On 31 January and 1 February 2018, the Swiss e-learning community met at the University of Teacher Education in Lucerne for the national conference eduhub days 2018. The event also coincided with the Swiss e-learning community's 10-year anniversary.
To celebrate a very special anniversary, the annual eduhub days conference focused this year on the topic of collaboration. After all, Swiss universities will only meet the challenges of digitalisation through collaborations that bridge the divide between the country’s ‘rösti’ and ‘polenta’ strongholds. This sort of collaboration and networking is making a major contribution to the success of this community.
Contributions to the conference came from the community itself, with sessions organised for attendees to discuss the challenges that Swiss universities are having to confront in the face of digitalisation. Practical solutions for overcoming these challenges were presented as well. The two keynote speakers also addressed this topic, setting the stage for the event.
On the first day of the conference, Stephan Sigrist from W.I.R.E. vividly described how the biggest challenge lies in taking the massive volumes of data we gather and giving this data structure, using it productively and organising its complexity. The task is not to collect even more data, but rather to efficiently use the data already collected in such a way that both students and instructors can benefit from it in the context of higher education – without drowning in excessive information.
Patrick Jermann from EPFL offered a counterpoint to Sigrist in his keynote on the second day, explaining how data gathered from MOOCs developed by EPFL can be used in a precise and productive way to improve the quality of instruction.
All in all, the eduhub days anniversary event in Lucerne did more than just provide a nice retrospective of what the Swiss e-learning community has accomplished so far. It also provided insights into what Swiss universities are likely to encounter in the future. Digitalisation will continue to create further challenges, one of which is regaining a healthy level of common sense in the midst of so many technologies.
"The Swiss e-learning community has been so successful for the last 10 years not because its members interact virtually, but because they do so in person."
Technology should only be deployed with good reason, because computers can’t replace human beings. The success of the Swiss e-learning community also attests to this very fact. It has been so successful over the past 10 years not because its members interact virtually, but because they do so in person – whether it’s during the sessions at eduhub days or enjoying a coffee break together. Valuable contacts are made and knowledge is shared through face-to-face dialogue.
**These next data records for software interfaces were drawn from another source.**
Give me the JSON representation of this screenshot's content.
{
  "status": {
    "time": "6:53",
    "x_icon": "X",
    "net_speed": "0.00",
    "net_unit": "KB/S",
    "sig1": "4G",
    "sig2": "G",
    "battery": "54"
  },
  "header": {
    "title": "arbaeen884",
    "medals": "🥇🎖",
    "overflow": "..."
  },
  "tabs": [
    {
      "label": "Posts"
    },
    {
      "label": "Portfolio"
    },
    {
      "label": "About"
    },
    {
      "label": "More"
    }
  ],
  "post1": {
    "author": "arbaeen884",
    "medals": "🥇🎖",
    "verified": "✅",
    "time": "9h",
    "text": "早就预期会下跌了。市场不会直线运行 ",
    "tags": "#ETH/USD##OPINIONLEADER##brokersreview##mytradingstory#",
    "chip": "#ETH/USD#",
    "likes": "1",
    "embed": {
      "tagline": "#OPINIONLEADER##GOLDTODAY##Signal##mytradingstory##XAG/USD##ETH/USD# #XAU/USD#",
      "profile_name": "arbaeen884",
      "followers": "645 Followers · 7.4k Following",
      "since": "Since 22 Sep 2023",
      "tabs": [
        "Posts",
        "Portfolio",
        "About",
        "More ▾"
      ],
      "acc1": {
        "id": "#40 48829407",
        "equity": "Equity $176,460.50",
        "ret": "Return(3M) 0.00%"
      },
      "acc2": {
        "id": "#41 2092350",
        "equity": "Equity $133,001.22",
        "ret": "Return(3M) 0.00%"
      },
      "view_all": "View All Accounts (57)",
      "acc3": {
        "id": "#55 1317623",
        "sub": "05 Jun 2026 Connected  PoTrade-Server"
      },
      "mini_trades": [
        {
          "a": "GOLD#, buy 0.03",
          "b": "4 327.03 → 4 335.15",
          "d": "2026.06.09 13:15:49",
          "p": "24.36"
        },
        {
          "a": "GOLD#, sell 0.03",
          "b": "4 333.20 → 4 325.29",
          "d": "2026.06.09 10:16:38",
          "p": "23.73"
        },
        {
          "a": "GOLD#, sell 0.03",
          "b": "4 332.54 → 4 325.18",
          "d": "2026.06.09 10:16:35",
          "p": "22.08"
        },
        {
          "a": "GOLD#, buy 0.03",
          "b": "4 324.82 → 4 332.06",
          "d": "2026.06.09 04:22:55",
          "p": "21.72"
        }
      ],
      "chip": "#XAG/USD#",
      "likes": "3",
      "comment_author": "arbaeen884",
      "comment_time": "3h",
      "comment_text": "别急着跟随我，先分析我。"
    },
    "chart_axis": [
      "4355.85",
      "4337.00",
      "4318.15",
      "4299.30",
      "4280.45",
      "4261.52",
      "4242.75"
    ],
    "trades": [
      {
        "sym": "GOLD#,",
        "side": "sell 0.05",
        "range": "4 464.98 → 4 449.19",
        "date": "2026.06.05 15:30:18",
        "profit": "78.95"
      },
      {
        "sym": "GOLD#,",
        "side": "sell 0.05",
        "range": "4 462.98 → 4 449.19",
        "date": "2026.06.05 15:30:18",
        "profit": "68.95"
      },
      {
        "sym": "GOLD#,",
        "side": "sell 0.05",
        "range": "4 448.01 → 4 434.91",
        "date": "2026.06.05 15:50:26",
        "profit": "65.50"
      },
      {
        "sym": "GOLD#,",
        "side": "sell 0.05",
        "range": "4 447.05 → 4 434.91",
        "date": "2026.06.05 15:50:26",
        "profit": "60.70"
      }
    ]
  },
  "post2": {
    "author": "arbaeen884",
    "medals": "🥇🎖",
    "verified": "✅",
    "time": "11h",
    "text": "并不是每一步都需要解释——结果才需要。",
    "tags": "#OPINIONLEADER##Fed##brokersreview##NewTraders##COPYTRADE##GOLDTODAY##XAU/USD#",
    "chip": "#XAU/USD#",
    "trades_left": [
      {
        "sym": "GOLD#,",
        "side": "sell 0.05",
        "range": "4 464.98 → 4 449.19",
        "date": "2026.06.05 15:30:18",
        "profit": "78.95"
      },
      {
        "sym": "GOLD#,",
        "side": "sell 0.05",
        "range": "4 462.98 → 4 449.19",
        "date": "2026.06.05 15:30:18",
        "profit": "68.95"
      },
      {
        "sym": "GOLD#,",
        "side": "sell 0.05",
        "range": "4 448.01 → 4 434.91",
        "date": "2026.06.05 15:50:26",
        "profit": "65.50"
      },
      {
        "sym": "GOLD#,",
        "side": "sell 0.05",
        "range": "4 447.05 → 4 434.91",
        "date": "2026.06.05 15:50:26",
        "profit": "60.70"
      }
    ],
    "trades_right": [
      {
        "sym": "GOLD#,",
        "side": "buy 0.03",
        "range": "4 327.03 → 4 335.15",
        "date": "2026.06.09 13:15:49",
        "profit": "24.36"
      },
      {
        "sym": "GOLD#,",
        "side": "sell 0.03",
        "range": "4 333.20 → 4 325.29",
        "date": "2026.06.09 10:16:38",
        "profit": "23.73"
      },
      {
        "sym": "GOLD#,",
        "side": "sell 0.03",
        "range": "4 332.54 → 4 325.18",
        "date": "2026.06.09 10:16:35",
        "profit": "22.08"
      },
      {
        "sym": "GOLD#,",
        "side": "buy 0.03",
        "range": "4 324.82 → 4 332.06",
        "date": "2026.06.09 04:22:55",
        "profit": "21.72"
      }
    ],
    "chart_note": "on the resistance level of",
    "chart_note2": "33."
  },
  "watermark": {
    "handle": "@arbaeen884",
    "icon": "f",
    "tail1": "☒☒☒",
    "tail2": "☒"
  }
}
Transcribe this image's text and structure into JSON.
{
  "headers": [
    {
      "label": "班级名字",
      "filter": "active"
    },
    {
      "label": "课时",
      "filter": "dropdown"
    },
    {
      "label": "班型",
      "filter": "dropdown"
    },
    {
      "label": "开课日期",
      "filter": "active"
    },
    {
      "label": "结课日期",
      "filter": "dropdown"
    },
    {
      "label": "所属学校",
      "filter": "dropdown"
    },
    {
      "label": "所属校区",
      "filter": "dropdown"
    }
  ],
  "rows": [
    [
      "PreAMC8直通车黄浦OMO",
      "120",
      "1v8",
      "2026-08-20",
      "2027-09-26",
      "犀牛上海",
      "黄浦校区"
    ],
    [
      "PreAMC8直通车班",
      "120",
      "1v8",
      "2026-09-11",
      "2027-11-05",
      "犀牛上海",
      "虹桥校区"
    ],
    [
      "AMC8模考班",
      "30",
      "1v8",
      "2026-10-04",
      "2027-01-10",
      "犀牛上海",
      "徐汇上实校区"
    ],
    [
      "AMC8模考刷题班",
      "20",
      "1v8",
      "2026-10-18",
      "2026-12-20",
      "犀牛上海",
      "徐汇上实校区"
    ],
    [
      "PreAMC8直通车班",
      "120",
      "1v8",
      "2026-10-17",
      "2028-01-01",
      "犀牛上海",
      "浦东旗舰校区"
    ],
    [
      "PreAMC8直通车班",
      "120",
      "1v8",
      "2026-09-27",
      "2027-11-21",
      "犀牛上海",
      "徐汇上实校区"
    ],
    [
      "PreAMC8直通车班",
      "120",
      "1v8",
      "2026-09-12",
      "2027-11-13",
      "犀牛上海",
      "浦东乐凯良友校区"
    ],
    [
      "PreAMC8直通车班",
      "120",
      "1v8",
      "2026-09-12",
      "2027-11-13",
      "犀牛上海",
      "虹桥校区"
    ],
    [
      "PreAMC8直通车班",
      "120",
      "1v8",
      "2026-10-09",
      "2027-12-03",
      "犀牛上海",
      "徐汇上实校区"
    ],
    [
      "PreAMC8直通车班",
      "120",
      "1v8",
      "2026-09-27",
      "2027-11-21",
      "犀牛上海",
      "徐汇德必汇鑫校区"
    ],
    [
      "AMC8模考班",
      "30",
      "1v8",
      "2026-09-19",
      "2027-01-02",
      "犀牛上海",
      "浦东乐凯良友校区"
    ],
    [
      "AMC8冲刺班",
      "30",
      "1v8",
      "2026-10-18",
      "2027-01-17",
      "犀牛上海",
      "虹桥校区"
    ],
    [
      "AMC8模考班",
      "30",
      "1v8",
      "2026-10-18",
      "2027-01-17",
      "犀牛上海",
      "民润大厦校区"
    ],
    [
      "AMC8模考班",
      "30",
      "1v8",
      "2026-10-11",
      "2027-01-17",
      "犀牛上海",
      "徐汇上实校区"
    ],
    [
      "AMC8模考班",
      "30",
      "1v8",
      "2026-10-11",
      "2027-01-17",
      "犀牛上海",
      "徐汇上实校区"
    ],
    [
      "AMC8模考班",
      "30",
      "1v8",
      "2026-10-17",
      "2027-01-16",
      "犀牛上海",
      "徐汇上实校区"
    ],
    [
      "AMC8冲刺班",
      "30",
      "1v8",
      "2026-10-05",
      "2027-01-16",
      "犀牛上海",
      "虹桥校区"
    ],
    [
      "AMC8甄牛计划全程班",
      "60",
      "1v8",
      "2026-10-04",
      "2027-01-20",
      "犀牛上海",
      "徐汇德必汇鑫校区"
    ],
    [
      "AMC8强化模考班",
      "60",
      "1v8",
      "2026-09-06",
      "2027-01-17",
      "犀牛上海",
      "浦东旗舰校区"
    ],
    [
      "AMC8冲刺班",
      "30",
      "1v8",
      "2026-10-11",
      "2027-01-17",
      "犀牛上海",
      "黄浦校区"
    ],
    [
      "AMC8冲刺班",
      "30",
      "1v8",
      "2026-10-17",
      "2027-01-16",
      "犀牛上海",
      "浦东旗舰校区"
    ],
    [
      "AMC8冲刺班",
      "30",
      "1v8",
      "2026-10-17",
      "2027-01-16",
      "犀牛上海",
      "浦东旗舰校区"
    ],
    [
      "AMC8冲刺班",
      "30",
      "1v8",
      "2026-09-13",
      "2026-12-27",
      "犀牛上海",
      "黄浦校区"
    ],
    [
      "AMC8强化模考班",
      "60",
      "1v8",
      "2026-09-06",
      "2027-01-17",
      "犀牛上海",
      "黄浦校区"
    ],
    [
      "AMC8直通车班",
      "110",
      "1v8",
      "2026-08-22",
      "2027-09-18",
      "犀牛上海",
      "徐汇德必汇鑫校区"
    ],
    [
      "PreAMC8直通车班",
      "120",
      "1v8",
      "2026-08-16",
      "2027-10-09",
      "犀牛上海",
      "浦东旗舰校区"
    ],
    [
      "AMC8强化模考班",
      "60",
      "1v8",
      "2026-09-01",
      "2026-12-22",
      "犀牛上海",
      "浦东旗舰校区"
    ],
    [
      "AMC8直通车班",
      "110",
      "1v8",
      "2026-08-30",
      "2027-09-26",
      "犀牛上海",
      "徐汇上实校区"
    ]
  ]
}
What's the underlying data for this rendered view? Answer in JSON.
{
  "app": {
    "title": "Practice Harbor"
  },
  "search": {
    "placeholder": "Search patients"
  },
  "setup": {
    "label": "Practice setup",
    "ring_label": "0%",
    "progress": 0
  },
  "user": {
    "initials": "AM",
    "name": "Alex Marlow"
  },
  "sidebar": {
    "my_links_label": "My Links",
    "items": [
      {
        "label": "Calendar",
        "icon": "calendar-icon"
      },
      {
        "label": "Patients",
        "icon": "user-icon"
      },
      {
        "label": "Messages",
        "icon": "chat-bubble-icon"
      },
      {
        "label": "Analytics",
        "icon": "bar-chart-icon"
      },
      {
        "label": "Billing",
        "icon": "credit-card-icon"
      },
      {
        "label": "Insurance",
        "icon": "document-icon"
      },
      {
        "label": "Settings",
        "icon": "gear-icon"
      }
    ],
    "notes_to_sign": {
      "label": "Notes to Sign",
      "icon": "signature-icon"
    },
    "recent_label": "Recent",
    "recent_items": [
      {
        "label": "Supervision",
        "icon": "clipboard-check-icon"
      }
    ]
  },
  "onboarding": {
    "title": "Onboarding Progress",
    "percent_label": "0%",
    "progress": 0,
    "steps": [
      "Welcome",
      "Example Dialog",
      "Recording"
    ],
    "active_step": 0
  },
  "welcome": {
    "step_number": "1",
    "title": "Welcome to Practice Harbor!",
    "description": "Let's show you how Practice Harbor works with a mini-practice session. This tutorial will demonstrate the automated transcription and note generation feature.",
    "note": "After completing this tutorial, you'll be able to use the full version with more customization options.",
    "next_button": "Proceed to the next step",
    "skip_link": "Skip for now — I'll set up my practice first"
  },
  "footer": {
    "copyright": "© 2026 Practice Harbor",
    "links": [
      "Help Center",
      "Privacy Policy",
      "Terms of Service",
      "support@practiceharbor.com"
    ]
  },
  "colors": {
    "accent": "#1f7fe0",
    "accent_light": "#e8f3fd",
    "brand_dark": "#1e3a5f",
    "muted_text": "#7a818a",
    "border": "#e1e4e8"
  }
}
Each and every one of these personal interactions make the Swiss e-learning community better, a development that is likely to continue during the upcoming eduhub days.